> [Dataset rows for apps and sites]
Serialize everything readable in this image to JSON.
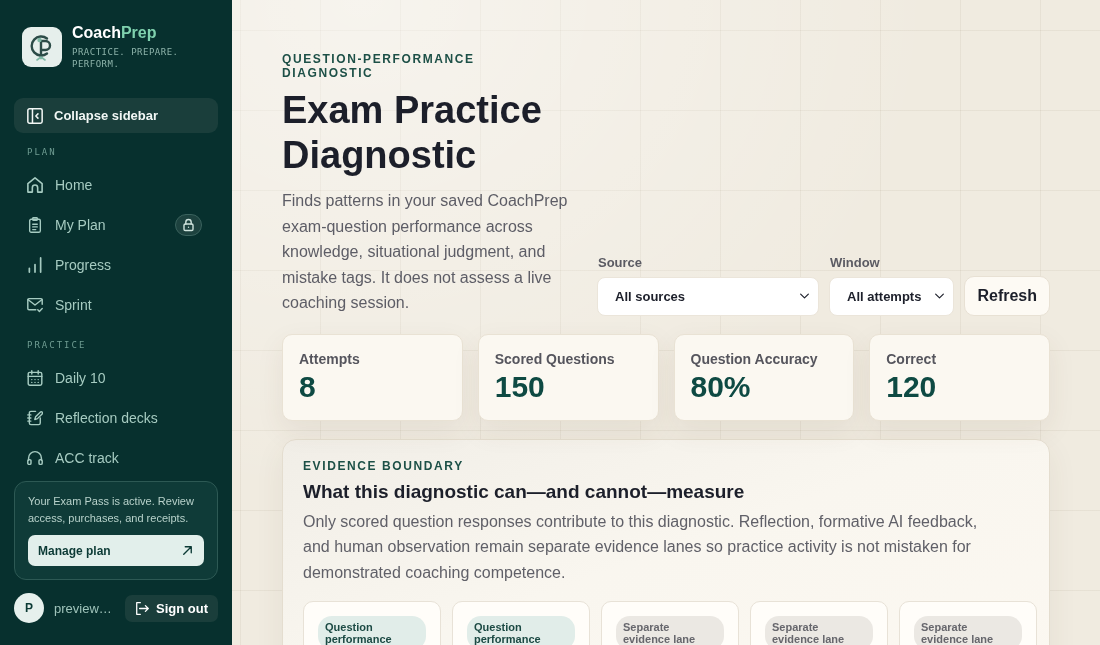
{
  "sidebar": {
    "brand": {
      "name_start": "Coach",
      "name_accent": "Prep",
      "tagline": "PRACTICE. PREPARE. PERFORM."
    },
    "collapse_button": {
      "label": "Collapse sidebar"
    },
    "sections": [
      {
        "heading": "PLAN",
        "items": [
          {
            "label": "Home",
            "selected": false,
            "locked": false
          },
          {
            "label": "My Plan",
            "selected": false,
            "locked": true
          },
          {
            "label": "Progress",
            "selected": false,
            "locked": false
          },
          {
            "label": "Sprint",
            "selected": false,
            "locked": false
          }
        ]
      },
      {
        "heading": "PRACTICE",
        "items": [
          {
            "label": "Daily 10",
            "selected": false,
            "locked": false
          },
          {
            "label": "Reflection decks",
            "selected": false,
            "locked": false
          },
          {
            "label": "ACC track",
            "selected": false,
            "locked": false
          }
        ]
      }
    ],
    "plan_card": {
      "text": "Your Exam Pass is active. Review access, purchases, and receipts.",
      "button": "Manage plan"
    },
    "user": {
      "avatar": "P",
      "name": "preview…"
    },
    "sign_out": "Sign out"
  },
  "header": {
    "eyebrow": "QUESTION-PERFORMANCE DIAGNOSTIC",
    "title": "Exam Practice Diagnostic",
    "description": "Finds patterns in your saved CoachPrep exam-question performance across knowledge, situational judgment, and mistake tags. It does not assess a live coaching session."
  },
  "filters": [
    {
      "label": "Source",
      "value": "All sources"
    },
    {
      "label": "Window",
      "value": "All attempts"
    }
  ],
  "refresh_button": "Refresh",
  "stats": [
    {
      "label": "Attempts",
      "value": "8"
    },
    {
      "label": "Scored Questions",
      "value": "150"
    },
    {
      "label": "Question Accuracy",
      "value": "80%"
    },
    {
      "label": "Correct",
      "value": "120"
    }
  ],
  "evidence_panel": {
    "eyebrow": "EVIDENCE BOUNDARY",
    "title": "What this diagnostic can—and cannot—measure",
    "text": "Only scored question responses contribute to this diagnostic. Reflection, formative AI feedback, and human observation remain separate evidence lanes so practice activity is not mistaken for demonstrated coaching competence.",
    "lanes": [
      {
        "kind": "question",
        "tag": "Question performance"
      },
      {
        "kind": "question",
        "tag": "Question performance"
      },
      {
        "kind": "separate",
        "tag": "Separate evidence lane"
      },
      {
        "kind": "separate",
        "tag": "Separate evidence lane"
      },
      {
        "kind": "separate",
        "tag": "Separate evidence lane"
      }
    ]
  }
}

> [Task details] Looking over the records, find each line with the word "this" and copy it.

> [Task output]
Serialize everything readable in this image to JSON.
    "title": "What this diagnostic can—and cannot—measure",
    "text": "Only scored question responses contribute to this diagnostic. Reflection, formative AI feedback, and human observation remain separate evidence lanes so practice activity is not mistaken for demonstrated coaching competence.",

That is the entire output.